Paul Higgins believes the new Stamp Duty rates have brought a fairness to the Housing Market but nevertheless remains a little wary:
The impact that the £250,000 and £500,000 extra percentage had was in some people’s minds like road works – a necessary evil. It helped curb house prices increasing beyond what was realistic in some cases. Now with the new system the savings for the “average” consumer are good – and fairer – so will help with doubt, but if too much is done to push the house market into action then the over demand will do what it always does; not enough houses, too many people wanting to buy, prices increase again, over spending/over confidence due to a low base rate, things get ‘silly’, prices need to come down again… and so on.
Stuart MacKendrick and Christina Graham agree with Paul Higgins.
Stuart MacKendrick says the Government has not gone far enough: This will be of benefit but the Government could have done more. If they had done so the whole of the national economy would benefit .
Christina Graham thinks that the impact of the stamp duty will be really positive on most of the market. The exception being the highest end. Overall most purchasers are going to pay considerably less stamp duty.

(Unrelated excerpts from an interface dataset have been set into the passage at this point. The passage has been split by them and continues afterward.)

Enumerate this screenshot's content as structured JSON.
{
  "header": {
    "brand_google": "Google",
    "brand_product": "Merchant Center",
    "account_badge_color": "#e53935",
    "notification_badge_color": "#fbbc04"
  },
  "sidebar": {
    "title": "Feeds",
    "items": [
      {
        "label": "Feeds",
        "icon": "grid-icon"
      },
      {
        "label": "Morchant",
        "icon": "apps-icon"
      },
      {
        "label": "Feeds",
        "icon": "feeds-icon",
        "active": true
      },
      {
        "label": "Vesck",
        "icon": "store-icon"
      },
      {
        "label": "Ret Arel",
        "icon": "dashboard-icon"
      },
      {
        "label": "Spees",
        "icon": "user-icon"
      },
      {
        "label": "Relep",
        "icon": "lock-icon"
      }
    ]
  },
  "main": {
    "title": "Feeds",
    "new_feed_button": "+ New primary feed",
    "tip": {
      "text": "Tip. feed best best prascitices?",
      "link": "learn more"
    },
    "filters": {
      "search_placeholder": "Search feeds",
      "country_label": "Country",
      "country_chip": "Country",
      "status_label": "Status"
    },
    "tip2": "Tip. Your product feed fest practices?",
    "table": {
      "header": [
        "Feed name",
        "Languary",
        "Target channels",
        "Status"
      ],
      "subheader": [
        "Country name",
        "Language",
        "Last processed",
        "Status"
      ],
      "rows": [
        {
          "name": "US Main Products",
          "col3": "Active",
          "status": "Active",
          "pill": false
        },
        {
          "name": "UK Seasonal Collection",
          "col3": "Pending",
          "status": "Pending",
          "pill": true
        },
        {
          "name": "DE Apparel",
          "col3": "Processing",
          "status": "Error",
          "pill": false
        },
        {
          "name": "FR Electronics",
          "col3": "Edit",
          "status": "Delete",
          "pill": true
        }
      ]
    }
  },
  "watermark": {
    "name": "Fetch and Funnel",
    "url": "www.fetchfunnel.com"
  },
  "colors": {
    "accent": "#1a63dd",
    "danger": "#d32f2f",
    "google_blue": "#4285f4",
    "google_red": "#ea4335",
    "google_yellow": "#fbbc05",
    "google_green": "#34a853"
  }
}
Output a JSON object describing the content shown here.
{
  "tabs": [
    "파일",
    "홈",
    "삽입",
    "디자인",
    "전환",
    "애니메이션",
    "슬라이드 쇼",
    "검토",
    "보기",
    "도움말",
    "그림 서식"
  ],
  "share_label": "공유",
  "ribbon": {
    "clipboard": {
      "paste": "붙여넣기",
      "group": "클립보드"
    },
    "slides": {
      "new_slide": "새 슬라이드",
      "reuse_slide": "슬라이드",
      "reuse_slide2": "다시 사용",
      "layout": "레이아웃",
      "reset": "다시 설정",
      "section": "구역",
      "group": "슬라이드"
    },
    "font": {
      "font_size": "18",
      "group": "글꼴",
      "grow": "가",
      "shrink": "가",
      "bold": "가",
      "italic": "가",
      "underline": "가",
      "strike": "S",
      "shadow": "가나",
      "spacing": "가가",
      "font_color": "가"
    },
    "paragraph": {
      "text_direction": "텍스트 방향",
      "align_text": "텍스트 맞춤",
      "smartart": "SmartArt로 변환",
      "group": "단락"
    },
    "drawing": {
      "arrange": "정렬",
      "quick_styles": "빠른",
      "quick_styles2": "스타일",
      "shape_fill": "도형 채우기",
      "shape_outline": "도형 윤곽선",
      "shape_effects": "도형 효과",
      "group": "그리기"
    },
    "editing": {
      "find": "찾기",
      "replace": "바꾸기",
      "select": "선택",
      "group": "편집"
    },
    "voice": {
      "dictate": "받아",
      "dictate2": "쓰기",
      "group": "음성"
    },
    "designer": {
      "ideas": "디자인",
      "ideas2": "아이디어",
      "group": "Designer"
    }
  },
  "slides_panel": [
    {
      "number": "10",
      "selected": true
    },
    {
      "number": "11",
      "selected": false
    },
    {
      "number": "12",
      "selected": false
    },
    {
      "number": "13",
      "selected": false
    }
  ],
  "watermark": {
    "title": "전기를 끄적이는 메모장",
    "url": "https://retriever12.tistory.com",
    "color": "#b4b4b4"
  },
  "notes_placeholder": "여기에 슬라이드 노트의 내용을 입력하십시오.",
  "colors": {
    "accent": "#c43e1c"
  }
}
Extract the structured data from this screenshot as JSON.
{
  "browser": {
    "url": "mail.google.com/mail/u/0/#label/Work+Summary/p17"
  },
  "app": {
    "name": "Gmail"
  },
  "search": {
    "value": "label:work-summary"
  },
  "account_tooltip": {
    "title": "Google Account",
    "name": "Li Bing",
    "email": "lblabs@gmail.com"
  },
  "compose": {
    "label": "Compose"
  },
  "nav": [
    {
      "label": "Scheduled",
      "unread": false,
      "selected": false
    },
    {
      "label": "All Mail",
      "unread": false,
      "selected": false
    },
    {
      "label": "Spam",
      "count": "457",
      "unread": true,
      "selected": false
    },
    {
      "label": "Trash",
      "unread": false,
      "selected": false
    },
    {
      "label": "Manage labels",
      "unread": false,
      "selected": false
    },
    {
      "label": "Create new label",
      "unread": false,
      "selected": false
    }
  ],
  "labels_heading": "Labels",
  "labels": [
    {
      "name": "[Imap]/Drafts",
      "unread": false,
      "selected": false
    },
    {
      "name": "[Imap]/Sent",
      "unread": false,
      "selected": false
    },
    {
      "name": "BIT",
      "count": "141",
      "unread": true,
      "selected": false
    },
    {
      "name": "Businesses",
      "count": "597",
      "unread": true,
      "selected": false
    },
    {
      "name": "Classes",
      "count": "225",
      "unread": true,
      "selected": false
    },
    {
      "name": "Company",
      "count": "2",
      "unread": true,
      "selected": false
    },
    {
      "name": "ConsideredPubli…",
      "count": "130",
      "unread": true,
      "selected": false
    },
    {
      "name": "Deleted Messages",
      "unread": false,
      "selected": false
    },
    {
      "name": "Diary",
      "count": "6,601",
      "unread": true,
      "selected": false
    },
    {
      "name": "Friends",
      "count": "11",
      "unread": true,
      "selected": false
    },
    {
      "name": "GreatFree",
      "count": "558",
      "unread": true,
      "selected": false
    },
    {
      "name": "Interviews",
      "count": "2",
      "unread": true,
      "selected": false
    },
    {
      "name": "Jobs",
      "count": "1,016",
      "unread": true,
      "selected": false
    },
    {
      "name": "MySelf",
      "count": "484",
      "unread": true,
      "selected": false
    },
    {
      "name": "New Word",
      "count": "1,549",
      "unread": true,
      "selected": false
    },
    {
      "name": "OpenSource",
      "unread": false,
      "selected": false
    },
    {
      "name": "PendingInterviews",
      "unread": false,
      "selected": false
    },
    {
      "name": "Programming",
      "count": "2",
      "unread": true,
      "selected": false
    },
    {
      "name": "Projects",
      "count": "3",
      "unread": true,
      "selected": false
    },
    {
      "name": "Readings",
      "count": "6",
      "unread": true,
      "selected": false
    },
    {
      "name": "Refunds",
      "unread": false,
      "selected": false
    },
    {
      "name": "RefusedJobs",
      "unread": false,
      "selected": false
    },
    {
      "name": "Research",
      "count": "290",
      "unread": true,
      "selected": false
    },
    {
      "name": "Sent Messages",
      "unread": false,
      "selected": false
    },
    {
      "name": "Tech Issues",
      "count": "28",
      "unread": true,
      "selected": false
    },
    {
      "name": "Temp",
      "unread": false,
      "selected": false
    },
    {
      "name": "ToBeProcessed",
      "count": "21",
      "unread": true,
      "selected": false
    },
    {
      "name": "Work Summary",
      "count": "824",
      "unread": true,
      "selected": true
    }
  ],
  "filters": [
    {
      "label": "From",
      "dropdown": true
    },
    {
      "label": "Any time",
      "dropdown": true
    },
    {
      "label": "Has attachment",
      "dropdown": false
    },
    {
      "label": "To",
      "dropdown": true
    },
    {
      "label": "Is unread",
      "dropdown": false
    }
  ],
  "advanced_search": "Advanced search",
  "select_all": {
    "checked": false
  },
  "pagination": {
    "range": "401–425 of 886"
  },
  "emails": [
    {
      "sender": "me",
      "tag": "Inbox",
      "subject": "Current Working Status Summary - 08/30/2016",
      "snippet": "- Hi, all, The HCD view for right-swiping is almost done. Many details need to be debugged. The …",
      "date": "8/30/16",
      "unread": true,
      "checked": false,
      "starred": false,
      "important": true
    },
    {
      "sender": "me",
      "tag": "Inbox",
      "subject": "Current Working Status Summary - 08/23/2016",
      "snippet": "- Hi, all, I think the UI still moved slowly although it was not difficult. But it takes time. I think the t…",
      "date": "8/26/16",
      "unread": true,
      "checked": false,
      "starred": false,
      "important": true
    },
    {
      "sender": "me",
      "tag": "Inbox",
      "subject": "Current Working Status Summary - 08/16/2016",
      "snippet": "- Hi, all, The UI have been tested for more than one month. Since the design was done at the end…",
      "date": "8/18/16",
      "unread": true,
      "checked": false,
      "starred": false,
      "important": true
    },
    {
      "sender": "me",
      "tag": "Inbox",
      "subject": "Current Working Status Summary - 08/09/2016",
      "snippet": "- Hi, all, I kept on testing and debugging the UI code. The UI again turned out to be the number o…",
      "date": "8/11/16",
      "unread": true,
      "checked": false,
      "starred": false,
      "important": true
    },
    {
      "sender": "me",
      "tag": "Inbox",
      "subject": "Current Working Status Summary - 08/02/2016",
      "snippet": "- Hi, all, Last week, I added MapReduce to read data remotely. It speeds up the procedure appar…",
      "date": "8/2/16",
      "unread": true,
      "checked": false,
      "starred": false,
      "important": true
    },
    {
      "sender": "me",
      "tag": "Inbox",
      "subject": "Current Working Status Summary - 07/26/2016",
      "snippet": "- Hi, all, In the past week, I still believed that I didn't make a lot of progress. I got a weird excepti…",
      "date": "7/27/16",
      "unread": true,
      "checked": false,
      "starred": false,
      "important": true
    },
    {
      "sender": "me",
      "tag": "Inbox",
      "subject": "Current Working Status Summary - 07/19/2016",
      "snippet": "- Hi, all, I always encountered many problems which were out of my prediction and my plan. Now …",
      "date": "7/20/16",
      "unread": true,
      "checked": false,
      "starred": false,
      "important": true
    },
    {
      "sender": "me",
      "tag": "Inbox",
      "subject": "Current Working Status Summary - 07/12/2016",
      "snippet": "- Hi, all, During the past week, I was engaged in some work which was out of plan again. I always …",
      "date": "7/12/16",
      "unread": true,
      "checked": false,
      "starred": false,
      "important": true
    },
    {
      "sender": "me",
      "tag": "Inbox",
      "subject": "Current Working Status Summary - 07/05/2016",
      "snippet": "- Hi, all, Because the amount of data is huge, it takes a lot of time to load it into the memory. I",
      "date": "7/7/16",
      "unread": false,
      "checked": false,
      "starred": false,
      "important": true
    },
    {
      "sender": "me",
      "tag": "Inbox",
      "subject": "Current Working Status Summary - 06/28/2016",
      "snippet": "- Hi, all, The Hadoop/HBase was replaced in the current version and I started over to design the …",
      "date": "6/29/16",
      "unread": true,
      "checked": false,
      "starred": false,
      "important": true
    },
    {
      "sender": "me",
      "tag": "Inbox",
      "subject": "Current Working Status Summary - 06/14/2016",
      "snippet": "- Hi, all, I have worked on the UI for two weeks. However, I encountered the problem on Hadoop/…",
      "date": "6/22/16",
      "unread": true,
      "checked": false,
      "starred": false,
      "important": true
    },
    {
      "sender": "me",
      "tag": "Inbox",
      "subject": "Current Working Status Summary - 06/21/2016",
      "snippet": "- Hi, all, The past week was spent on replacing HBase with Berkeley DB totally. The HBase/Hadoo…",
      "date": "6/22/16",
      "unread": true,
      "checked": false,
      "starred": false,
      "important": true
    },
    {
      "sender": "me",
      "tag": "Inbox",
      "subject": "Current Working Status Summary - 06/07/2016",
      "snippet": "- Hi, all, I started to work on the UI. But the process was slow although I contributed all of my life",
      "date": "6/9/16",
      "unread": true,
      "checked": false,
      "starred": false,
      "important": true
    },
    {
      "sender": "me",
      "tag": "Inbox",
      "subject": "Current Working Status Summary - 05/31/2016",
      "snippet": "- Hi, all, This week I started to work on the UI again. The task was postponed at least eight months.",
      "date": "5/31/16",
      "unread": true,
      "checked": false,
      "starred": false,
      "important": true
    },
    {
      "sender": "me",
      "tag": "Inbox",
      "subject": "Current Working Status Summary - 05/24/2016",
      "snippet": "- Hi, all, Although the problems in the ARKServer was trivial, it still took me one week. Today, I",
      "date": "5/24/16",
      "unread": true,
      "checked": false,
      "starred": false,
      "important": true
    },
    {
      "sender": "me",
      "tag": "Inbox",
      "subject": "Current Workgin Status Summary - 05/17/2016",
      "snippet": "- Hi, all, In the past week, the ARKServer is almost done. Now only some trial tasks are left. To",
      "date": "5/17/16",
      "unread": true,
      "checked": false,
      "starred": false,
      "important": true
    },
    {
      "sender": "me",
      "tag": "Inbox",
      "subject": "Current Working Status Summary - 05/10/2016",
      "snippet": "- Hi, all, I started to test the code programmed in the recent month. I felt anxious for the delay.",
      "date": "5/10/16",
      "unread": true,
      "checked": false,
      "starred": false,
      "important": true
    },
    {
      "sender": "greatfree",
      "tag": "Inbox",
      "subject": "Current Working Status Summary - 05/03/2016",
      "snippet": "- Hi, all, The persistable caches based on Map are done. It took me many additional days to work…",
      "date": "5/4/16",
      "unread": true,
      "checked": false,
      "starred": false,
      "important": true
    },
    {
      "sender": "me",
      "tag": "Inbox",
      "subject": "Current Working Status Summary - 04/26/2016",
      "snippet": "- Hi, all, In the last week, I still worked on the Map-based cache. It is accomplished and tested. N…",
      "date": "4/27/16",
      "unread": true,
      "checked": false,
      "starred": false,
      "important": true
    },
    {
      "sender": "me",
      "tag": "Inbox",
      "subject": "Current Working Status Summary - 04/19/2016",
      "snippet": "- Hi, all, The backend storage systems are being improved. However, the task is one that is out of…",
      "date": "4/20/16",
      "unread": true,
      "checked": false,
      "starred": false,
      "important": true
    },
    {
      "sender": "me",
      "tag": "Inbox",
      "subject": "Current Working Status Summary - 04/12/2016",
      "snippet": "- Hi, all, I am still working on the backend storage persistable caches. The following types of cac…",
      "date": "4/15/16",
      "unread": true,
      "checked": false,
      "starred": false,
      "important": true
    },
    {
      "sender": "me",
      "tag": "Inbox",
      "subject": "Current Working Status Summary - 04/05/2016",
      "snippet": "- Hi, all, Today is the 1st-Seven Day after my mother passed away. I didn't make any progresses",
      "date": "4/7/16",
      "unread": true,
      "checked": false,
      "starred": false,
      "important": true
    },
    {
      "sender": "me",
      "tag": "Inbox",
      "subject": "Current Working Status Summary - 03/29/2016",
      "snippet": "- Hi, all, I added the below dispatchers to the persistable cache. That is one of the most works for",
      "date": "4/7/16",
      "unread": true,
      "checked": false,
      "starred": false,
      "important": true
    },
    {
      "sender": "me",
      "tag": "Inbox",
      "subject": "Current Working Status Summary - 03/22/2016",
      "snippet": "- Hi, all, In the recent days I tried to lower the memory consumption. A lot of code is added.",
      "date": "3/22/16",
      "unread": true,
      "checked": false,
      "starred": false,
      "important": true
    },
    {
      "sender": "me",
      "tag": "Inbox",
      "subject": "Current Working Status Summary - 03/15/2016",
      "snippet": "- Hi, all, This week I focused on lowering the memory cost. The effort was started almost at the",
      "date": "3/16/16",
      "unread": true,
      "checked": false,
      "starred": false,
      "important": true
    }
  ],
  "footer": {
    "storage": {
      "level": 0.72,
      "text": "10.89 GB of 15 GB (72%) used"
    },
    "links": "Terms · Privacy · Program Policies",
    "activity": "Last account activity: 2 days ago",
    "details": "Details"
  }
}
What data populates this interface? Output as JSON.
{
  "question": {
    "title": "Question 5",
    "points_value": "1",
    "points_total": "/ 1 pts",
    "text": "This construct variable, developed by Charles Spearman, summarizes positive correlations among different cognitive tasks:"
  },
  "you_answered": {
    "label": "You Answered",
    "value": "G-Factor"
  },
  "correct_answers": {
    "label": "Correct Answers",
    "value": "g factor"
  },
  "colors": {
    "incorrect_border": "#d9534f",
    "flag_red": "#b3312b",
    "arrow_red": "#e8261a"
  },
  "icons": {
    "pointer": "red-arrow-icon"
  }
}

Nick Cragg is very positive: The stamp duty change has already produced a sale at just over £250,000 which had been stuck as a result of the old system, and will save the buyer over £7,000. Properties worth just over the threshold should now stand a chance of selling at their rightful prices.
Mike Ford has the only dissenting voice as he does not expect the stamp duty changes to have any significant impact locally or anywhere else for that matter. However it will impact on London and properties at the top end of the market which will be effected negatively.
What Do We Think This Means For You?
Forecasting the National Housing Market let alone the Local Housing Market has proved notoriously difficult over recent years.
Ask an Estate Agent or Conveyancing Solicitor to describe a normal Housing Market and there may well be a few intakes of breath and a scratching of heads.
Steady As She Goes...
Steady as she goes would be our interpretation of our Estate Agents views.
It is in everyone’s interest for the Housing Market to remain stable and not too frothy.
Especially when you are buying and selling, as Stuart MacKendrick urged, the price you pay for your new home and the price you receive for your existing home will be a relative one. In other words don’t set out with the idea that you can sell high and buy low and do it quickly and successfully.
We think, as most of the Estate Agents do that the reduction in Stamp Duty will have an impact.
Those people who have been put off by the high cost just for the privilege of moving may be stirred into action. Suddenly, buying a house at £300,000 will result in a saving of £4,000 from the previous Stamp Duty amount. A considerable amount of money!
General Mood of Optimism
The early anecdotal evidence is that the Housing Market has slightly stirred since the Stamp Duty announcement.
The general mood of optimism which remained relatively strong in 2014 should still be in evidence in the early part of 2015.
If you are thinking of moving, 2015, may be a very good time to consider it.
But, as our local Estate Agent experts advise - just don’t get carried away.
Steady as she goes…